**Exercise requirements**
The lines to be copied are those below that contain "content".

(Recorded data)
====================

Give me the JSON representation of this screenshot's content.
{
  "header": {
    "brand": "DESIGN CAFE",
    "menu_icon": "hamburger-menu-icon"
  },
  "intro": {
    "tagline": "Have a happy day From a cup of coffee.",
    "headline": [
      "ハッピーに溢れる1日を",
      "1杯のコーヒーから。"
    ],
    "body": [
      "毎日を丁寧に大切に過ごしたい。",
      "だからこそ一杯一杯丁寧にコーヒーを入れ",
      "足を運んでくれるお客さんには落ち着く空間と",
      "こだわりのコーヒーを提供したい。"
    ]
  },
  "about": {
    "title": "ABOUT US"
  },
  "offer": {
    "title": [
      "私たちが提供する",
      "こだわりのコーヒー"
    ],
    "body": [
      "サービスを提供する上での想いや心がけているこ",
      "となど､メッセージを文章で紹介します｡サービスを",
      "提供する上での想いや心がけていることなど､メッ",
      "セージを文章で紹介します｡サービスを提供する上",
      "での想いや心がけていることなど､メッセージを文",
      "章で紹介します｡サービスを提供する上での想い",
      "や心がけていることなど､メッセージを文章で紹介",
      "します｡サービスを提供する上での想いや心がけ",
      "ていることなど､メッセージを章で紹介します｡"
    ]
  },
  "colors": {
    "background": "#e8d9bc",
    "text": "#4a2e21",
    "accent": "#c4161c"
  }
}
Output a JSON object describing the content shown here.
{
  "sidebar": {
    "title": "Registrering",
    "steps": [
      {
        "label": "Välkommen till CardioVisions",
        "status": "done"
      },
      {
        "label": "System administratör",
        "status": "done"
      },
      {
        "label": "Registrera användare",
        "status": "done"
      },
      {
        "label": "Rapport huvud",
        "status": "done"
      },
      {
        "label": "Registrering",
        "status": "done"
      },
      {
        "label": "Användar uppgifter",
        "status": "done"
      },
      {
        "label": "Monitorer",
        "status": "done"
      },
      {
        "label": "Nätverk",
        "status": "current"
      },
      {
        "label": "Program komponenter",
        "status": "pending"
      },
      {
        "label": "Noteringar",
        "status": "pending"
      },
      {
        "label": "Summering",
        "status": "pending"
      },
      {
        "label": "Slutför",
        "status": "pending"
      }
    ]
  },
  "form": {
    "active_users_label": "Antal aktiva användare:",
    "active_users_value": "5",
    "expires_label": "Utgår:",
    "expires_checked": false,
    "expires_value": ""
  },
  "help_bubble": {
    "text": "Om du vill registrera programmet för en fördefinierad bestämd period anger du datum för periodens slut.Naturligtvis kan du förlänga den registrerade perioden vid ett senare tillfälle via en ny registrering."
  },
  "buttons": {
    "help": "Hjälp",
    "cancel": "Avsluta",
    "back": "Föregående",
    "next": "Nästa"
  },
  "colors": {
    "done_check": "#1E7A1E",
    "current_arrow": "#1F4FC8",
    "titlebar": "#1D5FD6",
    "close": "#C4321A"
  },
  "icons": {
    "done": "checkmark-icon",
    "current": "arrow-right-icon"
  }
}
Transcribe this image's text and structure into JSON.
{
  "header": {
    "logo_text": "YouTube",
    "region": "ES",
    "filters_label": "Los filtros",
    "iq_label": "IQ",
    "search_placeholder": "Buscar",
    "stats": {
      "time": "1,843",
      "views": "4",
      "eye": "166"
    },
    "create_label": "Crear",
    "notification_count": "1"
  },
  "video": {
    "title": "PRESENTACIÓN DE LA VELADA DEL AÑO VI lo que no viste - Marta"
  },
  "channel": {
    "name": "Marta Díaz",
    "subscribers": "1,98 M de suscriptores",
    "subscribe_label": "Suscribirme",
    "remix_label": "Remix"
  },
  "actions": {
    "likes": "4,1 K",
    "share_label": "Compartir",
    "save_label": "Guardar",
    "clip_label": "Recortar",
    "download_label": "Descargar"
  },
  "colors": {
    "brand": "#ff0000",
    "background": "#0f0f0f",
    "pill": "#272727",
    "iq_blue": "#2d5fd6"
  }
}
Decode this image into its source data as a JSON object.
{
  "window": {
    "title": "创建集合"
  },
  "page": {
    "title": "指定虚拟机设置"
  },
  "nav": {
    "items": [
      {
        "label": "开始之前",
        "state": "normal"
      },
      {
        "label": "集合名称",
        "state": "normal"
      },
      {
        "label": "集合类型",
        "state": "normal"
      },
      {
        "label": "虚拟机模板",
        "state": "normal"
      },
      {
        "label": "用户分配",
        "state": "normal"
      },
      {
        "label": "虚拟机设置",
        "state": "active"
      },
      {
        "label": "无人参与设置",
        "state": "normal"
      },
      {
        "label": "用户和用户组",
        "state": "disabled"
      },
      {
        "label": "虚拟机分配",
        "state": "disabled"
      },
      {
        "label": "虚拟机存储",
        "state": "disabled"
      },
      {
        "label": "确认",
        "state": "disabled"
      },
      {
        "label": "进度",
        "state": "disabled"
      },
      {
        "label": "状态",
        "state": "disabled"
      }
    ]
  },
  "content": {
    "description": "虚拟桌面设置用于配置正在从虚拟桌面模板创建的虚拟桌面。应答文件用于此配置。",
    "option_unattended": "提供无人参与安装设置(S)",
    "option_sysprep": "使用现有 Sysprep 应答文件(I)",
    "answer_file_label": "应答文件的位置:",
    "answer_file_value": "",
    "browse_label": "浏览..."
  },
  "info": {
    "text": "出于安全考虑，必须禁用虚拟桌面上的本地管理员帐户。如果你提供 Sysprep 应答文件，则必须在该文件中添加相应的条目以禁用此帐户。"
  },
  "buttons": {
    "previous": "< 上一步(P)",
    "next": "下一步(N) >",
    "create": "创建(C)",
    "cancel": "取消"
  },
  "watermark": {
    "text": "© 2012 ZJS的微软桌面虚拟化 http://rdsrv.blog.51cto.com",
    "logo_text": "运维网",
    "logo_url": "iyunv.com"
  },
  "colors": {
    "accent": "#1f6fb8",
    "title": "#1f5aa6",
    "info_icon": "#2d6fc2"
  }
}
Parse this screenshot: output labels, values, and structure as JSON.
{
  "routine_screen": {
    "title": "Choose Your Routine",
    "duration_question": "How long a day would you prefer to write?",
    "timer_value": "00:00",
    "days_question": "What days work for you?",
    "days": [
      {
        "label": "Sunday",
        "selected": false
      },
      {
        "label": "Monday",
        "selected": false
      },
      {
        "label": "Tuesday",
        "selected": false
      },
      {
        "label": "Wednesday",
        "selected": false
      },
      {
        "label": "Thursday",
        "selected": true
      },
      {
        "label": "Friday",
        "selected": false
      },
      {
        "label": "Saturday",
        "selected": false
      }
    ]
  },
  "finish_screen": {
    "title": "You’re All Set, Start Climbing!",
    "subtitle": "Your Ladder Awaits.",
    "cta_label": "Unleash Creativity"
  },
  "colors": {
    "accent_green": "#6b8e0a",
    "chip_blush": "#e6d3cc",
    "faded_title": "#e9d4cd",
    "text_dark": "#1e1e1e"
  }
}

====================

**Response to this exercise**
Give me the JSON representation of this screenshot's content.
Output a JSON object describing the content shown here.
  "content": {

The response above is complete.